While spending many years at the school one thing that I have noticed though is this; riders don’t always assess themselves correctly. A new young rider who has had little horse experience outside of my school may plunge with both feet into the program and make giant strides of progress, while another student who may have kept horses in their very own backyard for years is nonchalant about being around the horses and stagnates. The new rider may be full of self doubt and question everything about their riding from their basic position to their fundamental understanding of balance and rhythm. The rider who has developed riding patterns in the backyard has to be very careful to listen to input because bad habits can develop and become a comfortable place to remain. A “chair seat” or “sawing” at the horse’s mouth or perching forward in a permanent jumping position are a few of the things that I try to address in riders that have established behaviors on horseback. Very often riders who are rank beginners, yet full of enthusiasm target a beautiful horse in the barn as an object of their affection. They ask without justification how soon or if they’ll be able to ride the horse they so admire. Little do they realize that what they are requesting is in essence to take a fall! I try hard to find ways to deter them politely without discouraging their enthusiasm or bruising their tender egos. I want them to strive toward a goal and be able to ride horses of every caliber, but the truth is that a novice rider may not be in complete control of every movement that their legs make, or of every pull that their hands inadvertently inflict upon the horse’s mouth. These things take time and practice. If a horse were to comply with each nuance and weight shift and subtle signal that a new rider gave a horse by accident….how surprised that rider would be! They would suddenly find themselves going forward …fast…and then stopping…abruptly! These are the mistakes that a beginner might easily make and the things that a beginner might signal the horse to do without intending to, therefore it takes a wise and generous lesson horse to sift through the static of conflicting aids that the rider is unintentionally giving and somehow conclude the intended meaning of the apparently random gestures! A wise instructor also realizes that just because a rider looks great on a sweet trustworthy and solid lesson horse, that is not necessarily an indication that the rider may move on to a greater equestrian challenge.
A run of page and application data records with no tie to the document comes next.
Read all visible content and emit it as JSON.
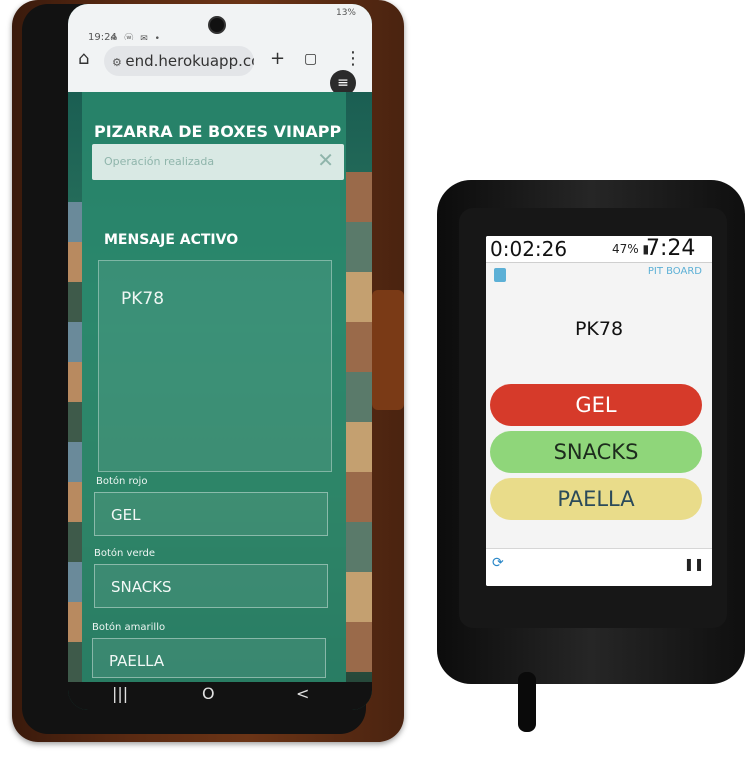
{
  "phone": {
    "status": {
      "time": "19:24",
      "icons": "⊛ ⓦ ✉ •",
      "battery": "13%"
    },
    "browser": {
      "url": "end.herokuapp.com",
      "new_tab_icon": "+",
      "tabs_icon": "▢",
      "menu_icon": "⋮"
    },
    "page": {
      "title": "PIZARRA DE BOXES VINAPP",
      "toast": "Operación realizada",
      "active_message_label": "MENSAJE ACTIVO",
      "active_message": "PK78",
      "fields": [
        {
          "label": "Botón rojo",
          "value": "GEL"
        },
        {
          "label": "Botón verde",
          "value": "SNACKS"
        },
        {
          "label": "Botón amarillo",
          "value": "PAELLA"
        }
      ]
    },
    "nav": {
      "recents": "|||",
      "home": "O",
      "back": "<"
    }
  },
  "gps": {
    "timer": "0:02:26",
    "battery": "47%",
    "clock": "7:24",
    "board_label": "PIT BOARD",
    "message": "PK78",
    "buttons": [
      {
        "label": "GEL",
        "color": "#d63a2a",
        "text_color": "#ffffff"
      },
      {
        "label": "SNACKS",
        "color": "#8fd67a",
        "text_color": "#1d2b1d"
      },
      {
        "label": "PAELLA",
        "color": "#e9dc8a",
        "text_color": "#2b4a5a"
      }
    ]
  }
}
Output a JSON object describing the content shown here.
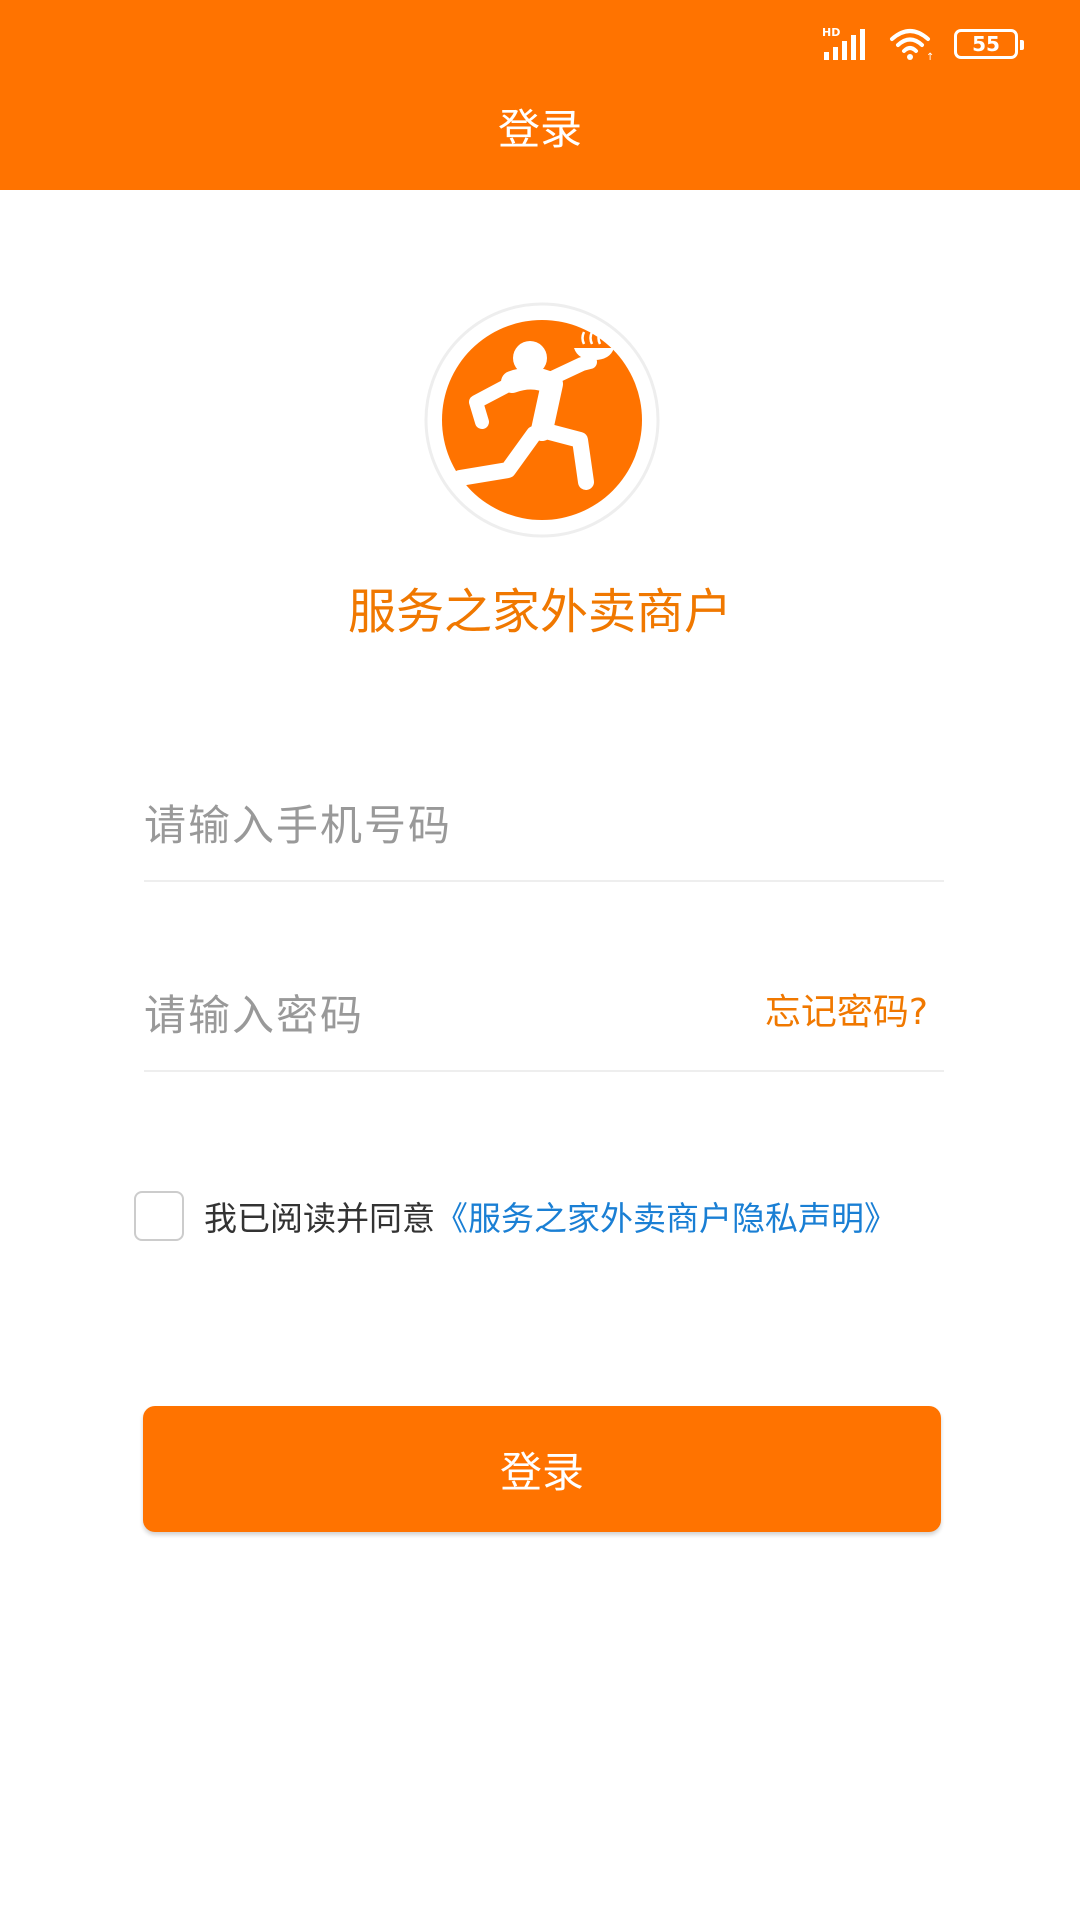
{
  "colors": {
    "brand_orange": "#FF7300",
    "brand_text_orange": "#F07800",
    "link_blue": "#1A7FD4",
    "placeholder_gray": "#999999"
  },
  "status_bar": {
    "network_label": "HD",
    "icons": [
      "signal-icon",
      "wifi-icon",
      "battery-icon"
    ],
    "battery_level": "55"
  },
  "header": {
    "title": "登录"
  },
  "brand": {
    "logo_icon": "running-delivery-person-logo",
    "name": "服务之家外卖商户"
  },
  "form": {
    "phone_placeholder": "请输入手机号码",
    "phone_value": "",
    "password_placeholder": "请输入密码",
    "password_value": "",
    "forgot_password": "忘记密码?"
  },
  "agreement": {
    "checked": false,
    "text": "我已阅读并同意",
    "policy_link": "《服务之家外卖商户隐私声明》"
  },
  "login_button": {
    "label": "登录"
  }
}
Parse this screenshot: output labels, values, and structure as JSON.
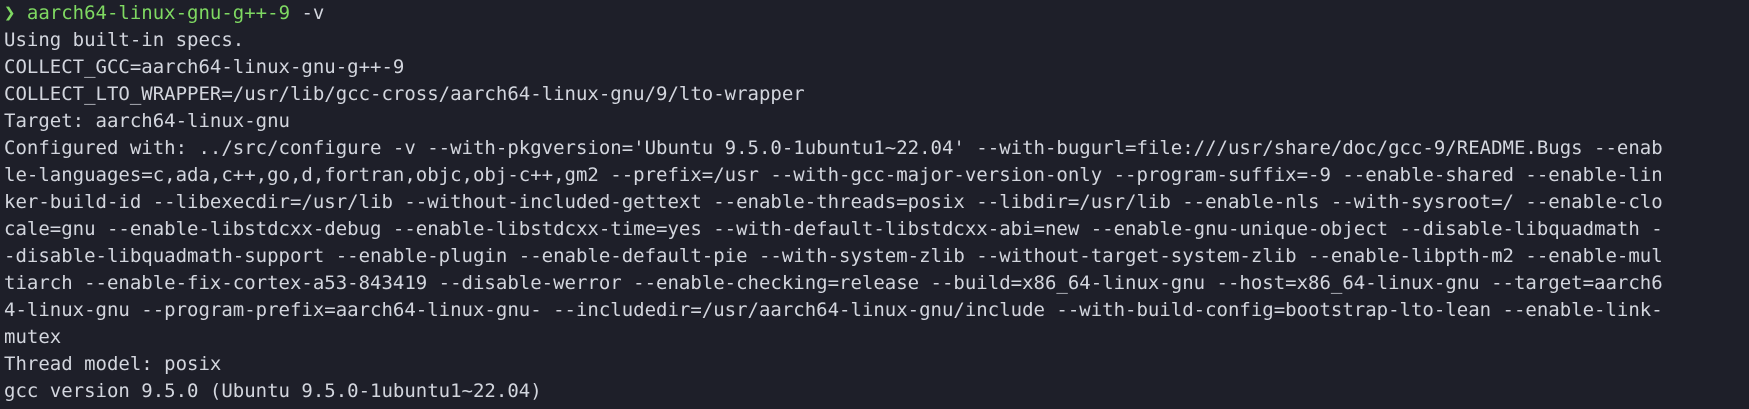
{
  "colors": {
    "background": "#1e1f29",
    "foreground": "#d3d6de",
    "prompt": "#7fd962"
  },
  "prompt": {
    "arrow": "❯",
    "command": "aarch64-linux-gnu-g++-9",
    "args": " -v"
  },
  "output_lines": [
    "Using built-in specs.",
    "COLLECT_GCC=aarch64-linux-gnu-g++-9",
    "COLLECT_LTO_WRAPPER=/usr/lib/gcc-cross/aarch64-linux-gnu/9/lto-wrapper",
    "Target: aarch64-linux-gnu",
    "Configured with: ../src/configure -v --with-pkgversion='Ubuntu 9.5.0-1ubuntu1~22.04' --with-bugurl=file:///usr/share/doc/gcc-9/README.Bugs --enab",
    "le-languages=c,ada,c++,go,d,fortran,objc,obj-c++,gm2 --prefix=/usr --with-gcc-major-version-only --program-suffix=-9 --enable-shared --enable-lin",
    "ker-build-id --libexecdir=/usr/lib --without-included-gettext --enable-threads=posix --libdir=/usr/lib --enable-nls --with-sysroot=/ --enable-clo",
    "cale=gnu --enable-libstdcxx-debug --enable-libstdcxx-time=yes --with-default-libstdcxx-abi=new --enable-gnu-unique-object --disable-libquadmath -",
    "-disable-libquadmath-support --enable-plugin --enable-default-pie --with-system-zlib --without-target-system-zlib --enable-libpth-m2 --enable-mul",
    "tiarch --enable-fix-cortex-a53-843419 --disable-werror --enable-checking=release --build=x86_64-linux-gnu --host=x86_64-linux-gnu --target=aarch6",
    "4-linux-gnu --program-prefix=aarch64-linux-gnu- --includedir=/usr/aarch64-linux-gnu/include --with-build-config=bootstrap-lto-lean --enable-link-",
    "mutex",
    "Thread model: posix",
    "gcc version 9.5.0 (Ubuntu 9.5.0-1ubuntu1~22.04)"
  ]
}
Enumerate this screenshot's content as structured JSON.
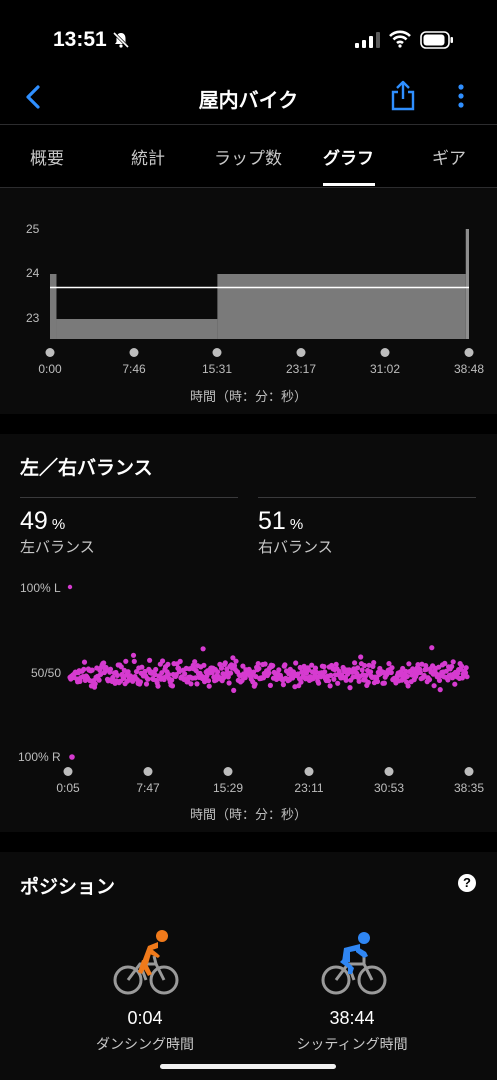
{
  "status": {
    "time": "13:51"
  },
  "nav": {
    "title": "屋内バイク"
  },
  "tabs": [
    "概要",
    "統計",
    "ラップ数",
    "グラフ",
    "ギア"
  ],
  "colors": {
    "accent": "#2f8fff",
    "balance_dots": "#d63bd0",
    "standing": "#f07a1b",
    "seated": "#2f86f3"
  },
  "upper_chart": {
    "axis_title": "時間（時：分：秒）",
    "chart_data": {
      "type": "area",
      "y_ticks": [
        "25",
        "24",
        "23"
      ],
      "ylim": [
        22.5,
        25.5
      ],
      "x_ticks": [
        "0:00",
        "7:46",
        "15:31",
        "23:17",
        "31:02",
        "38:48"
      ],
      "xlim_minutes": [
        0,
        38.8
      ],
      "steps": [
        {
          "from": 0,
          "to": 0.6,
          "value": 24
        },
        {
          "from": 0.6,
          "to": 15.5,
          "value": 23
        },
        {
          "from": 15.5,
          "to": 38.5,
          "value": 24
        },
        {
          "from": 38.5,
          "to": 38.8,
          "value": 25
        }
      ],
      "average": 23.7
    }
  },
  "balance": {
    "title": "左／右バランス",
    "left": {
      "value": "49",
      "unit": "%",
      "label": "左バランス"
    },
    "right": {
      "value": "51",
      "unit": "%",
      "label": "右バランス"
    },
    "axis_title": "時間（時：分：秒）",
    "chart_data": {
      "type": "scatter",
      "y_labels": [
        "100% L",
        "50/50",
        "100% R"
      ],
      "ylim_percent_left": [
        0,
        100
      ],
      "x_ticks": [
        "0:05",
        "7:47",
        "15:29",
        "23:11",
        "30:53",
        "38:35"
      ],
      "center_percent_left": 49,
      "spread": 3
    }
  },
  "position": {
    "title": "ポジション",
    "help": "?",
    "standing": {
      "value": "0:04",
      "label": "ダンシング時間"
    },
    "seated": {
      "value": "38:44",
      "label": "シッティング時間"
    }
  }
}
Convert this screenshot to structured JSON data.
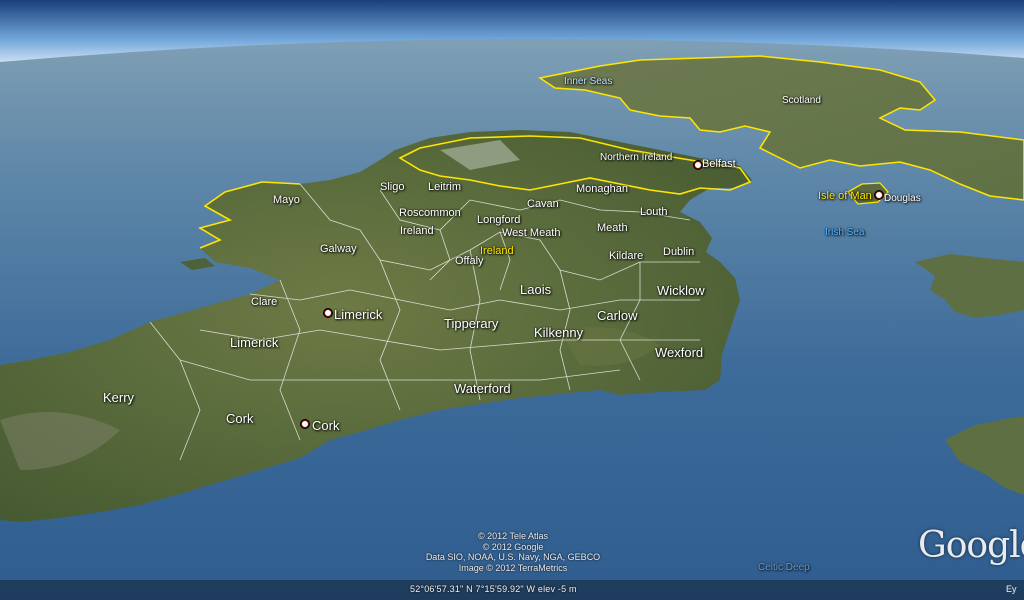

It’s remarkable and true that people really don’t see themselves “as others see them.” It is a good idea to have someone assess one’s riding who is nonpartial yet knowledgeable individual who can gently give you useful and true information about the level of your riding ability (your mother is NOT a good person to ask about how you look on a horse or what could you do better in any venue… because if she’s anything like MY mother she’ll say “you were the prettiest/best/most talented _________ out there and I don’t know why you didn’t win…they must have been jealous…or…they knew the judge” this is most likely NOT accurate nor is it helpful. It is very sweet though, and it’s at least nice to have one unconditional fan). So make sure that your teenager (or yourself for that matter) doesn’t give oneself more credit than you deserve. Overconfidence in the field of equestrian endeavors can be dangerous or fatal. Sometimes lack of exposure will lead to being unable to gauge one’s own ability, and overestimate one’s level of skill. This is a sure way to put oneself in danger. Teenagers do tend to feel immortal because of the strength of their youth, sometimes this courage is completely warranted other times it is reckless, use thought first before any action.
© 2007 Twombly Publishing.